Anthony Mary Claret died on this day, October 24th, 1870, after a long, full and adventurous life, demonstrating how much one man can do if he puts his mind and will wholeheartedly to the plow in God’s vineyard – if that’s not a mixed metaphor. Most of the life of this priest, and eventual bishop, was spent in Spain, with eight very fruitful years as a missionary bishop in Santiago, Cuba. Amongst other things, he reorganized the seminary, shored up priestly discipline and validated over 9,000 marriages!.
In the midst of his near-overwhelming pastoral duties (including confessor to the Queen, Isabella II), St. Anthony Mary also penned 144 (!) books, untold numbers of sermons – he once preached twelve sermons in one day – drew up rules for religious Sisters, and founded a religious Order, the Congregation of the Missionary Sons of the Immaculate Heart of Mary, commonly known as the ‘Claretians’ – who now number 3100 members in 450 houses across the world. As one priest I know put it in a sermon, one breaks out into a sweat just thinking about how much Saint Anthony Mary Claret accomplished – but, then, he had made a promise to himself never to waste a moment of time. (That said, I’ve often wondered about such vows, such as always doing the ‘most perfect thing’. Is quiet contemplation on a solitary walk through the forest a good use of time? We must also beware the spectre of activism, but I think our saint, like the also-very-busy-and-productive John Paul II, knew what he was about – we’re all led by the Spirit in our own way, we may hope!)
One of his primary works and loves was offering missions wherever he went, which were so well attended that a makeshift pulpit had to be set up outside the church, after which he would spend hours in the confessional, with the gift, it is said, of readings souls and hearts. And, speaking of hearts, his own, on fire with such a love for the materially and spiritually poor, was found incorrupt seventeen years after his death.
As he wrote in one of his countless letters, quoted in today’s Office:
The man who truly loves God also loves his neighbour. The truly zealous man is also one who loves, but he stands on a higher plane of love so that the more he is inflamed by love, the more urgently zeal drives him on. But if anyone lacks this zeal, then it is evident that love and charity have been extinguished in his heart. The zealous man desires and achieves all great things and he labours strenuously so that God may always be better known, loved and served in this world and in the life to come, for this holy love is without end.

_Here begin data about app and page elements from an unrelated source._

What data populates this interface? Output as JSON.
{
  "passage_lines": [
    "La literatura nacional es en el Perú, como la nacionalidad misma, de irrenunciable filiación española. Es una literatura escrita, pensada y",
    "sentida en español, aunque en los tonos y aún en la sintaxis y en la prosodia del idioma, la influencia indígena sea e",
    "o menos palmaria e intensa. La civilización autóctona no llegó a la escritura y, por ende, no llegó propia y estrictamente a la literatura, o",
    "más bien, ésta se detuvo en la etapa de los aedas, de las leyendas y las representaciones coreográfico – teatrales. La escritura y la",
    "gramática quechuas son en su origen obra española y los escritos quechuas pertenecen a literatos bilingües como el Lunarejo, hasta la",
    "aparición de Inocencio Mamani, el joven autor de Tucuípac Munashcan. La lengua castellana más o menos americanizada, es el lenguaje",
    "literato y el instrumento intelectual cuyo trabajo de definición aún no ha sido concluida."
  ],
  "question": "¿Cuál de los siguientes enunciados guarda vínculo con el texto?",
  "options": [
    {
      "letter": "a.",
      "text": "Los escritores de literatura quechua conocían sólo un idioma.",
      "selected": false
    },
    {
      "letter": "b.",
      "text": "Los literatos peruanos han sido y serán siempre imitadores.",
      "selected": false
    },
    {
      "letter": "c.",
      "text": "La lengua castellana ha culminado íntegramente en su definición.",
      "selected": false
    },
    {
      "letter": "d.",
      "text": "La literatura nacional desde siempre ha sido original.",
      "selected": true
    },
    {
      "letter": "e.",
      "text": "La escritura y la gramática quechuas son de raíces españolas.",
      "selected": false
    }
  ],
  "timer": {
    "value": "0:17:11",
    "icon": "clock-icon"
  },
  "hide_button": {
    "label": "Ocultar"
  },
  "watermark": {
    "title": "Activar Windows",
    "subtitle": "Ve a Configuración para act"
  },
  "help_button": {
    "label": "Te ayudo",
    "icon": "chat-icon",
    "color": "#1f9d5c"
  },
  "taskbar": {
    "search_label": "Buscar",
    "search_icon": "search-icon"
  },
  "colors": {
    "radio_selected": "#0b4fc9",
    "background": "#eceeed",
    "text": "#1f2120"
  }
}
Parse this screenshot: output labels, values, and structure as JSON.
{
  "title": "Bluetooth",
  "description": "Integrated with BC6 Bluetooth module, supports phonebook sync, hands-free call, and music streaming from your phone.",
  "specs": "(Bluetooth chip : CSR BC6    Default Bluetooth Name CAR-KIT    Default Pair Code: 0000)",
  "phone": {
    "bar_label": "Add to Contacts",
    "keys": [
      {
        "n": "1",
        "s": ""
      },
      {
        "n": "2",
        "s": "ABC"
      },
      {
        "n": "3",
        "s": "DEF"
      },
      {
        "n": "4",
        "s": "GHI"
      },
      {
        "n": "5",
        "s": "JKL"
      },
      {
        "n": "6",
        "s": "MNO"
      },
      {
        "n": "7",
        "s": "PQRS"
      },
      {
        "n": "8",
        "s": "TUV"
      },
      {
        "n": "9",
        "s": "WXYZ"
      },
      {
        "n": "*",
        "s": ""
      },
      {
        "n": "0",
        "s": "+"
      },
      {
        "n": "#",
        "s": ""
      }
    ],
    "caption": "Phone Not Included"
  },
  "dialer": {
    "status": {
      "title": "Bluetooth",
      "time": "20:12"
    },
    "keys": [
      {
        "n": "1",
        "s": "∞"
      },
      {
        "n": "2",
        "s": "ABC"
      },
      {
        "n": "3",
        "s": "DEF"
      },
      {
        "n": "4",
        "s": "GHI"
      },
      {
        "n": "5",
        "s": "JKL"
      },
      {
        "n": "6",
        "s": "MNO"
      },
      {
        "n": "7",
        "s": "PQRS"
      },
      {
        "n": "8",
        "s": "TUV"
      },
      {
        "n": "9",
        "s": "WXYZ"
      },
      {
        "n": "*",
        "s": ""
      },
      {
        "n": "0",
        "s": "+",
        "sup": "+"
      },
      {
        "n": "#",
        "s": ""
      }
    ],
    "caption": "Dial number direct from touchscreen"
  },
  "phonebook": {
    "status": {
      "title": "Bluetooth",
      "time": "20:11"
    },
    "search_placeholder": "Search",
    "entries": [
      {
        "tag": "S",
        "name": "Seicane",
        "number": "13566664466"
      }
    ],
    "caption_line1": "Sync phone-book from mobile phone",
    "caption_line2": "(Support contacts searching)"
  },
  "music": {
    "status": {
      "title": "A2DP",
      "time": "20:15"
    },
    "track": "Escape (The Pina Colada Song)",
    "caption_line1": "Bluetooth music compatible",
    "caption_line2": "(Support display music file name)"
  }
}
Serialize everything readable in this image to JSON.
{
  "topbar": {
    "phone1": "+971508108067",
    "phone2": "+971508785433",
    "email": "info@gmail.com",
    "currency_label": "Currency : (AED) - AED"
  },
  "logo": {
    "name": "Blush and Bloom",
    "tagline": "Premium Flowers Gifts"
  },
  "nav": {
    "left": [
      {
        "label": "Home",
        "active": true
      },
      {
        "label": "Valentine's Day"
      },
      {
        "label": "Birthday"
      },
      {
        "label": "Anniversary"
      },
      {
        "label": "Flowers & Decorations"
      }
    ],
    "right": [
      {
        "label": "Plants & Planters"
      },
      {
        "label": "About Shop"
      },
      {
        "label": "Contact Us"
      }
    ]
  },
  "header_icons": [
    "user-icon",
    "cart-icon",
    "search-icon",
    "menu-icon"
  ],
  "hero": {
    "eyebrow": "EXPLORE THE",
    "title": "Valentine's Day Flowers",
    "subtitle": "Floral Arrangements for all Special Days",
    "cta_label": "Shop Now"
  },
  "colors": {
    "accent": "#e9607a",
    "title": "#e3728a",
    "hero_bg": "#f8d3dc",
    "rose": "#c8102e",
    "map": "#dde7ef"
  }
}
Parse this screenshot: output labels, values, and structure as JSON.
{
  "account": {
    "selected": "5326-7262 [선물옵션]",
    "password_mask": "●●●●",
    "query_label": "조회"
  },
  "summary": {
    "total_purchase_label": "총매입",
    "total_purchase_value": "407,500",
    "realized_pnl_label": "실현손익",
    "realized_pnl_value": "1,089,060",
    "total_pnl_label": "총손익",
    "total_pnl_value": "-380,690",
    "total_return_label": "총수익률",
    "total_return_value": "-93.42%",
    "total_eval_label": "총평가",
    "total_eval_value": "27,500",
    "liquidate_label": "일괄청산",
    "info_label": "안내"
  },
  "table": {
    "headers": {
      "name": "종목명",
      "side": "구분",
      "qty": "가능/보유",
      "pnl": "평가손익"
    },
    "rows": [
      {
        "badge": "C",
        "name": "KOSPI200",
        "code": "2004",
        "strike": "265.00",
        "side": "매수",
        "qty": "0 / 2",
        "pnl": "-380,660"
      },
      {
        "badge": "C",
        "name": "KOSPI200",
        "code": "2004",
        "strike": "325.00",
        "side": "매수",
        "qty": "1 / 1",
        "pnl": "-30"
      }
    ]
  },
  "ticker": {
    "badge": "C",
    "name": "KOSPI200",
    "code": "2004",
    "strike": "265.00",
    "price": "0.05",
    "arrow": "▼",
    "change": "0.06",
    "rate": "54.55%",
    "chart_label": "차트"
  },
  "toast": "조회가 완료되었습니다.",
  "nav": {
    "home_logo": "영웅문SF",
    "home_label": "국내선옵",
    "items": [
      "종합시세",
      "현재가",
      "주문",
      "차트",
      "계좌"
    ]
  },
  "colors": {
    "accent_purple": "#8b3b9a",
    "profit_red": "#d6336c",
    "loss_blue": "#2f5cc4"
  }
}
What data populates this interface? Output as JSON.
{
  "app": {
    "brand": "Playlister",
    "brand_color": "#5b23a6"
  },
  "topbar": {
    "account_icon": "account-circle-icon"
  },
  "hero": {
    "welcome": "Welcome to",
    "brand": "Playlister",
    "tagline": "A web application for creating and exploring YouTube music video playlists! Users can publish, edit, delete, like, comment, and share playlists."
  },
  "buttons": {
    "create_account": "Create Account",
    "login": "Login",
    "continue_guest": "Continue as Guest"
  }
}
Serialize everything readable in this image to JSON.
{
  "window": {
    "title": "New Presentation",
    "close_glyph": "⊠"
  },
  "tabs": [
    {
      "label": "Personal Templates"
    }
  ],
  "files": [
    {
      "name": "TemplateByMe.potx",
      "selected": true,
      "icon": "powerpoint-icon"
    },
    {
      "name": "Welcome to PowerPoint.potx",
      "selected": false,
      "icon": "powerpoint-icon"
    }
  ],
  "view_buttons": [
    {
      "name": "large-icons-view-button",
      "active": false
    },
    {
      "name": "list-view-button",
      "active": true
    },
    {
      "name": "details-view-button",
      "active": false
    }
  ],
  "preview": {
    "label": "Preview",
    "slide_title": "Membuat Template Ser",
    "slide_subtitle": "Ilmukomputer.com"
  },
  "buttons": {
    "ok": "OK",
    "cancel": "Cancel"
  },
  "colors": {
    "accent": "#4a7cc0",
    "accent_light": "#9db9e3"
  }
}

A life well and truly lived, producing ten talents from what he had been given, quite a different view of evangelization from a more recent South American bishop, who has apparently boasted – not lamented, mind you – of never having baptized a single person in his many years as a missionary. Odd. Sort of the inverse of Bishop Claret, one might think.
Anthony Mary fell ill while in Rome preparing to attend the First Vatican Council called by Blessed Pius IX. He withdrew to rest in his native Spain, eventually going to a Cistercian monastery in southern France, whence, quite fittingly, he went peacefully to his eternal reward in 1870. He was canonized eight decades later by Pope Pius XII in 1950, the same year he declared the dogma of the Assumption of Our Lady, to whom our saint was so devoted.
Would that a small fraction of us had a scintilla of the zeal, and produced but a smidgen of the fruit, of Saint Anthony Mary, so that the fire that Christ desires to be ‘cast upon the earth’ would indeed ‘be already kindled’. When He returns in glory, may He indeed find firm faith, and charity that, far from gone cold, burning brightly in our own hearts.
We can always hope, for what is life without it?
Saint Anthony Mary Claret, ora pro nobis!
Today, in the calendar of the usus antiquior, is the feast of Saint Raphael the Archangel, who is now celebrated with the Michael and Gabriel on September 29th. But we may call him to mind especially today, especially for any healing or marital issues, or for those readers looking for a good and holy spouse. As mentioned, hope, even against hope!